In evolution, there’s something called the adaptive landscape. It’s a complex concept, but in the smallest nutshell possible, it refers to how fit species are for a particular environment. In a relatively static landscape, status quos tend to be maintained. It’s business as usual.
But a rugged adaptive landscape —-one beset by disruption and adversity — drives evolutionary change through speciation, the introduction of new and distinct species.
The concept is not unique to evolution. Adapting to adversity is a feature in all complex, dynamic systems. Our economy has its own version. Economist Joseph Schumpeter called them Gales of Creative Destruction.
The same is true for cultural evolution. When shit gets real, the status quo crumbles like a sandcastle at high tide. When it comes to life today and everything we know about it, we are definitely in a rugged landscape. COVID-19 might be driving us to our new future faster than we ever suspected. The question is, what does that future look like?

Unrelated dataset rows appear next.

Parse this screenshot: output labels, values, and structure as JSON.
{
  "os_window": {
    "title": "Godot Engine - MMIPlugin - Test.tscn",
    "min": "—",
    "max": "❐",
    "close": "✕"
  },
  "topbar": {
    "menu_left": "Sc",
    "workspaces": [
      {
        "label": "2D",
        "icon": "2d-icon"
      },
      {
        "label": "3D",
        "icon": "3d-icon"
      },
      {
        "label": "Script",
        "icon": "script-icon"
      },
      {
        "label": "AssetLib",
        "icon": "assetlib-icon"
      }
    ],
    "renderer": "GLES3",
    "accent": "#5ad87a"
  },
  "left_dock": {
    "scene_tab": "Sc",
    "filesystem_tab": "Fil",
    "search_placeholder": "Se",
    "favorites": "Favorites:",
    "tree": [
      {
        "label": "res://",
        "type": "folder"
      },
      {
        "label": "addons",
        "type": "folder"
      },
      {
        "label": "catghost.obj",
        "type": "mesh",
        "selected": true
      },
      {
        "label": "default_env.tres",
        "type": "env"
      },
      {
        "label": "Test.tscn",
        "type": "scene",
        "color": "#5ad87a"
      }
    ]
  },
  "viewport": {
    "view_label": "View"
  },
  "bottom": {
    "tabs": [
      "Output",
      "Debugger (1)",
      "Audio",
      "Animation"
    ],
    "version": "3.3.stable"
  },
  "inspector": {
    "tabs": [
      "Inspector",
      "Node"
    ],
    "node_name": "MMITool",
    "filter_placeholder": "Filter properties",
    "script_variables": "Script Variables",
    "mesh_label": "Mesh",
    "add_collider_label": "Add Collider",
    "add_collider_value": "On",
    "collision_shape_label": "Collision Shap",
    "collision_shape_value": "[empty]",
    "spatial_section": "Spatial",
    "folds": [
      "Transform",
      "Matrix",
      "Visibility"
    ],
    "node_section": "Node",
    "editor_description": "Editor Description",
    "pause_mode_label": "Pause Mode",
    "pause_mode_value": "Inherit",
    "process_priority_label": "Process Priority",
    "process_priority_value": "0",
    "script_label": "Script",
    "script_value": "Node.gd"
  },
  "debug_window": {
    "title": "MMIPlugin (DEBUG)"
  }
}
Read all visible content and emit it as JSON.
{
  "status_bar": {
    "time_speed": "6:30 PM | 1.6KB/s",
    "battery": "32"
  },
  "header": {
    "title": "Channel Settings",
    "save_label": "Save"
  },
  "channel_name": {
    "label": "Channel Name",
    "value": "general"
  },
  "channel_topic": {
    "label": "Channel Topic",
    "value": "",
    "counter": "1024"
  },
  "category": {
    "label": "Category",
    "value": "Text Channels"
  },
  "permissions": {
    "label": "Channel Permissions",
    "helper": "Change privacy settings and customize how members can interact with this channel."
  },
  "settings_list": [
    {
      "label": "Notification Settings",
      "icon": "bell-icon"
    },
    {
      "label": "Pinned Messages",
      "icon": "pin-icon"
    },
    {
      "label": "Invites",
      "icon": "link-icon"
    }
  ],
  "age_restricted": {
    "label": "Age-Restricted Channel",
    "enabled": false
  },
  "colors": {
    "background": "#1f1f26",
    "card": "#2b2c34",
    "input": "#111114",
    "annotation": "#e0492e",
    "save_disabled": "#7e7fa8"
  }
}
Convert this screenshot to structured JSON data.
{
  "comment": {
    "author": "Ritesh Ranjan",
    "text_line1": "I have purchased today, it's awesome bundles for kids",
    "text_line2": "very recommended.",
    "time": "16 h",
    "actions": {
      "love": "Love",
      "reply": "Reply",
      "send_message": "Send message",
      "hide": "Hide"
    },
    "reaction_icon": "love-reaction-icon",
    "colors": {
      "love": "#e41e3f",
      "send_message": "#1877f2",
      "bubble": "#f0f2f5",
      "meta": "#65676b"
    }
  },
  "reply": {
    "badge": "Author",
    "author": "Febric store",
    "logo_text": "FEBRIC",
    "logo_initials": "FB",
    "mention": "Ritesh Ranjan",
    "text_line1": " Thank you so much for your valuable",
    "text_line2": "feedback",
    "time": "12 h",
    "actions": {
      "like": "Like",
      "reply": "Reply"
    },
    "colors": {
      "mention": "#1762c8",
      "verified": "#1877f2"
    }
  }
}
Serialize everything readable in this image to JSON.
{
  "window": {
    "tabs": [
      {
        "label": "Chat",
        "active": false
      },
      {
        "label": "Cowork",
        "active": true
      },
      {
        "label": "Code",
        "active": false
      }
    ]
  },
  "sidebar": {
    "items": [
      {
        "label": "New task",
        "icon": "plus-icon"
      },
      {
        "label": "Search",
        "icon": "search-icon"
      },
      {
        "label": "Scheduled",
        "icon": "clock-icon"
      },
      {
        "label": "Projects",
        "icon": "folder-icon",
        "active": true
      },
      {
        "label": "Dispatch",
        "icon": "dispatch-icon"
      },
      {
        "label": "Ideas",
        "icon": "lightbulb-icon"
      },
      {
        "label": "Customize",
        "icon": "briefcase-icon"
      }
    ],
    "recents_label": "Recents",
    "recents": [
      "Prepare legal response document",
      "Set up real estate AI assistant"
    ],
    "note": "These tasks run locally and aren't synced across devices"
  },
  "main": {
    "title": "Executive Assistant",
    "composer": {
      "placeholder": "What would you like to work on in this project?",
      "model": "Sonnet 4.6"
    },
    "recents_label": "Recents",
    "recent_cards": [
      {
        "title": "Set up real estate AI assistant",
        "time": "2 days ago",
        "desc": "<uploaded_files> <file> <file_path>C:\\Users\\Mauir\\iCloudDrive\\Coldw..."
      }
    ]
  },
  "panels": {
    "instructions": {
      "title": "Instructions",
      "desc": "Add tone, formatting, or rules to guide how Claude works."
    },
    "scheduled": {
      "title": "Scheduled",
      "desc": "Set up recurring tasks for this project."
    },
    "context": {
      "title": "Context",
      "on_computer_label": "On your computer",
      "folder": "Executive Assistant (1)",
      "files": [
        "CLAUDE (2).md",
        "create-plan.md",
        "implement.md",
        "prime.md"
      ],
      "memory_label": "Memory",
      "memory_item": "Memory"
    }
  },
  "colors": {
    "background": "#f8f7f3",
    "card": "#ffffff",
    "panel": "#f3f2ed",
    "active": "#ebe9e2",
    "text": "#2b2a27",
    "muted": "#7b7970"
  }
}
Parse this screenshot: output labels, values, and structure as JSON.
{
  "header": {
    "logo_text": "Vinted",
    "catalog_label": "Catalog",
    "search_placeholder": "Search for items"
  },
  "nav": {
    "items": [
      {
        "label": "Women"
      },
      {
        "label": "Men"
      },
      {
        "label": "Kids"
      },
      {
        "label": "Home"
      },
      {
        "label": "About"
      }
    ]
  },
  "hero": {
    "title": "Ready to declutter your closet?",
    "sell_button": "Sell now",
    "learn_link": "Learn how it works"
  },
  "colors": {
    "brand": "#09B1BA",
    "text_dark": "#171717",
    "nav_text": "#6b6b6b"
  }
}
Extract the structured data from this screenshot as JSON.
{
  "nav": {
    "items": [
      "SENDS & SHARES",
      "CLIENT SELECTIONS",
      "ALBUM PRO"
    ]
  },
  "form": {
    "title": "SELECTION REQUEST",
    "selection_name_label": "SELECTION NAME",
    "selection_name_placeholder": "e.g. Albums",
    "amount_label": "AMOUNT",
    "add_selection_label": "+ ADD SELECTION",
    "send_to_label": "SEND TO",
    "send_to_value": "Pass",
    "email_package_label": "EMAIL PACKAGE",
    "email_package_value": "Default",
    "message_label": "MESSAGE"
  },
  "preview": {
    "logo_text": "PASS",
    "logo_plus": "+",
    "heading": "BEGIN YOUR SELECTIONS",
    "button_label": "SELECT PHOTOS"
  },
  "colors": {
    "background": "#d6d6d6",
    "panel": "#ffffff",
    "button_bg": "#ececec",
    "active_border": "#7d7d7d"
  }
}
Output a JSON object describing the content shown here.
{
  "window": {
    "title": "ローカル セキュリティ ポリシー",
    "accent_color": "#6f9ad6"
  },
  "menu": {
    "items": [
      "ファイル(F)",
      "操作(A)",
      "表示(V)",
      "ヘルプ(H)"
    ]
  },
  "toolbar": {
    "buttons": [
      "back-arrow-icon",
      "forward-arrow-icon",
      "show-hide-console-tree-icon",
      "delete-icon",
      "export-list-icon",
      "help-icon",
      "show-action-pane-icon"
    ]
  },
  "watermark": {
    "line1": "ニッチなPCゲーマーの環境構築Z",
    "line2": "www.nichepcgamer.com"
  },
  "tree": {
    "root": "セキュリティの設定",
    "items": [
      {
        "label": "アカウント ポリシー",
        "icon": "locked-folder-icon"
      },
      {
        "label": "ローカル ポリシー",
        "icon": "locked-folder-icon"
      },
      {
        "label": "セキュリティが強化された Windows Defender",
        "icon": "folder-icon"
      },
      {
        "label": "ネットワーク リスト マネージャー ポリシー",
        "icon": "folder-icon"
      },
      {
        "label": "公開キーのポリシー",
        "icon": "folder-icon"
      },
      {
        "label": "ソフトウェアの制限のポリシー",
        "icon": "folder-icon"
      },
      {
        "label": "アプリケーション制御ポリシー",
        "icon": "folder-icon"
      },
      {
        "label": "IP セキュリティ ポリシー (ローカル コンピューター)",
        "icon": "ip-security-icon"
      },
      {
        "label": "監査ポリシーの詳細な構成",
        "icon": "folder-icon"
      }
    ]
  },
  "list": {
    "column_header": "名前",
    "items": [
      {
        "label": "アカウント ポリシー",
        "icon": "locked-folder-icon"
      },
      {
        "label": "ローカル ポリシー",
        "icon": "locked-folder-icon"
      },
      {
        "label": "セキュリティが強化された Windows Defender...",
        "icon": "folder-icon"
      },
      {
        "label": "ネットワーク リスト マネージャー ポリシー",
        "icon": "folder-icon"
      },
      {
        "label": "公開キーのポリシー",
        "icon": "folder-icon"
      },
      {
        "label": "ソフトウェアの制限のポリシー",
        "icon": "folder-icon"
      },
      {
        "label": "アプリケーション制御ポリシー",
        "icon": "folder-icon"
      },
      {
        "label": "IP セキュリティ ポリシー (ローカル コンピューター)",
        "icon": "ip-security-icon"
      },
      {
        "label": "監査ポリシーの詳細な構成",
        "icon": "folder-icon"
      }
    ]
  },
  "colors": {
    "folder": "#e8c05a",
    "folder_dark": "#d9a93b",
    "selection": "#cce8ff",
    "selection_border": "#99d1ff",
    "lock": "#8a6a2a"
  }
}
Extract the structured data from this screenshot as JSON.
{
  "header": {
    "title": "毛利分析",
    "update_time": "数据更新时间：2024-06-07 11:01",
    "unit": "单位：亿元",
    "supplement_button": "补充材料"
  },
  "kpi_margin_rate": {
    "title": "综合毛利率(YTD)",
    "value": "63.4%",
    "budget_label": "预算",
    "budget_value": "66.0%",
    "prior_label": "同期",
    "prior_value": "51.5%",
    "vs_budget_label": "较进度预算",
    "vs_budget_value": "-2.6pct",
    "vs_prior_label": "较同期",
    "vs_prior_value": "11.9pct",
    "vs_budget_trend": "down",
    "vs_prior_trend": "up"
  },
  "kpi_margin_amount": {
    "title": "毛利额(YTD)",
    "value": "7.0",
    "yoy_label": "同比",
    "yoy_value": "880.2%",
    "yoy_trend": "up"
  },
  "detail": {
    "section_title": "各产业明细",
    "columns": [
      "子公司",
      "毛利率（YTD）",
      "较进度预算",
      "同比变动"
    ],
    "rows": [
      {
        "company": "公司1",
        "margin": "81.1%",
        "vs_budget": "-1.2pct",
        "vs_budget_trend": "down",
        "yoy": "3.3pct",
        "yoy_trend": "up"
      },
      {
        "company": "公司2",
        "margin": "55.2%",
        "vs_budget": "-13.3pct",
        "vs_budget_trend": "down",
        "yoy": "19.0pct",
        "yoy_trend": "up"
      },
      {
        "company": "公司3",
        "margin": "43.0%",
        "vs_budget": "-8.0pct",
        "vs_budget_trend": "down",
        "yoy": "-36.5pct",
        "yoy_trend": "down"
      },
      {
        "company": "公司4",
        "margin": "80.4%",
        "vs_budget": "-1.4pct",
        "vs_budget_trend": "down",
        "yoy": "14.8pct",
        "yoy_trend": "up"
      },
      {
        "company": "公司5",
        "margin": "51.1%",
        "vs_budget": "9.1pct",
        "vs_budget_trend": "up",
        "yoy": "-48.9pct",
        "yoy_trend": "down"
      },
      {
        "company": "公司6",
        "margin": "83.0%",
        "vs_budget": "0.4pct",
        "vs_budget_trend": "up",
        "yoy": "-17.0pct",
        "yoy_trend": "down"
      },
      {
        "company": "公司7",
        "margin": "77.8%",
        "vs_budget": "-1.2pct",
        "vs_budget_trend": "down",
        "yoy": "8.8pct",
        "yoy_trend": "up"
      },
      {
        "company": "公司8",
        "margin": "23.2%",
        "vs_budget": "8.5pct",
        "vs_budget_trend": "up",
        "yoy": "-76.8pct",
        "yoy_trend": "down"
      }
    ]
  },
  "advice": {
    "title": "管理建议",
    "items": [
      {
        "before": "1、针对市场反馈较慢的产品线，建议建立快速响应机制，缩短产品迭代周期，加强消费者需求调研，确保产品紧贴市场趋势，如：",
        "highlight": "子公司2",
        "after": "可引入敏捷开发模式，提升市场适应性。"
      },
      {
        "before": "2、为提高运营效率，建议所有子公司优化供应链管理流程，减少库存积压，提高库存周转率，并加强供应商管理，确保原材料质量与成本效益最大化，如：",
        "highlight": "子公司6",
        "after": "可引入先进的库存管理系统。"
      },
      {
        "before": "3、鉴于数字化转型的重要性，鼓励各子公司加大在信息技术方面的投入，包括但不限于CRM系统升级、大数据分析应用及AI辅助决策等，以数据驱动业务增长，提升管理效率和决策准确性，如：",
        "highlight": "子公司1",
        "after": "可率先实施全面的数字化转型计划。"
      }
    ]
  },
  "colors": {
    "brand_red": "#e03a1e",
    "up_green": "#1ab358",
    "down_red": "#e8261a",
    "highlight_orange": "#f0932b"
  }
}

In his follow up to his best-seller “Sapiens: A Brief History of Humankind,” author Yuval Noah Harari takes a shot at predicting just that. “Homo Deus: A Brief History of Tomorrow” looks at what our future might be. Written well before the pandemic (in 2015) the book deals frankly with the impending irrelevance of humanity.
The issue, according to Harari, is the decoupling of intelligence and consciousness. Once we break the link between the two, the human vessels that have traditionally carried intelligence become superfluous.
In his book, Harari foresees two possible paths: techno-humanism and Dataism.
In this version of our future, we humans remain essential, but not in our current form. Thanks to technology, we get an upgrade and become “super-human.”
Alternatively, why do we need humans at all? Once intelligence becomes decoupled from human consciousness, will it simply decide that our corporeal forms are a charming but antiquated oddity and just start with a clean slate?
Our Current Landscape
Speaking of clean slates, many have been talking about the opportunity COVID-19 has presented to us to start anew. As I was writing this column, I received a press release from MIT promoting a new book “Building the New Economy,” edited by Alex Pentland. I haven’t read it yet, but based on the first two lines in the release, it certainly seems to be following this type of thinking:“With each major crisis, be it war, pandemic, or major new technology, there has been a need to reinvent the relationships between individuals, businesses, and governments. Today’s pandemic, joined with the tsunami of data, crypto and AI technologies, is such a crisis.”
We are intrigued by the idea of using the technologies we have available to us to build a societal framework less susceptible to inevitable Black Swans. But is this just an invitation to pry open Pandora’s Box and allow the future Yuval Noah Harari is warning us about?
Harari isn’t the only one seeing the impending doom of the human race. Elon Musk has been warning us about it for years. As we race to embrace artificial intelligence, Musk sees the biggest threat to human existence we have ever faced.
“I am really quite close, I am very close, to the cutting edge in AI and it scares the hell out of me,” warns Musk. “It’s capable of vastly more than almost anyone knows and the rate of improvement is exponential.”
There are those that pooh-pooh Musk’s alarmism, calling it much ado about nothing. Noted Harvard cognitive psychologist and author Steven Pinker, whose rose-colored vision of humanity’s future reliably trends up and to the right, dismissed Musk’s warnings with this: “If Elon Musk was really serious about the AI threat, he’d stop building those self-driving cars, which are the first kind of advanced AI that we’re going to see.”
In turn, Musk puts Pinker’s Pollyanna perspective down to human hubris: “This tends to plague smart people. They define themselves by their intelligence and they don’t like the idea that a machine could be way smarter than them, so they discount the idea — which is fundamentally flawed.”
From Today Forward
This brings us back to our current adaptive landscape. It’s rugged. The peaks and valleys of our day-to-day reality are more rugged then they have ever been — at least in our lifetimes.
We need help. And when you’re dealing with a massive threat that involves probability modeling and statistical inference, more advanced artificial intelligence is a natural place to look.
Would we trade more invasive monitoring of our own bio-status and aggregation of that data to prevent more deaths? In a heartbeat.
Would we put our trust in algorithms that can instantly crunch vast amounts of data our own brains couldn’t possibly comprehend? We already have.
Will we even adopt connected devices constantly streaming the bits of data that define our existence to some corporate third party or government agency in return for a promise of better odds that we can extend that existence? Sign us up.
We are willingly tossing the keys to our future to the Googles, Apples, Amazons and Facebooks of the world. As much as the present may be frightening, we should consider the steps we’re taking carefully.
If we continue rushing down the path towards Yuval Noah Harari’s Dataism, we should be prepared for what we find there: “This cosmic data-processing system would be like God. It will be everywhere and will control everything, and humans are destined to merge into it.”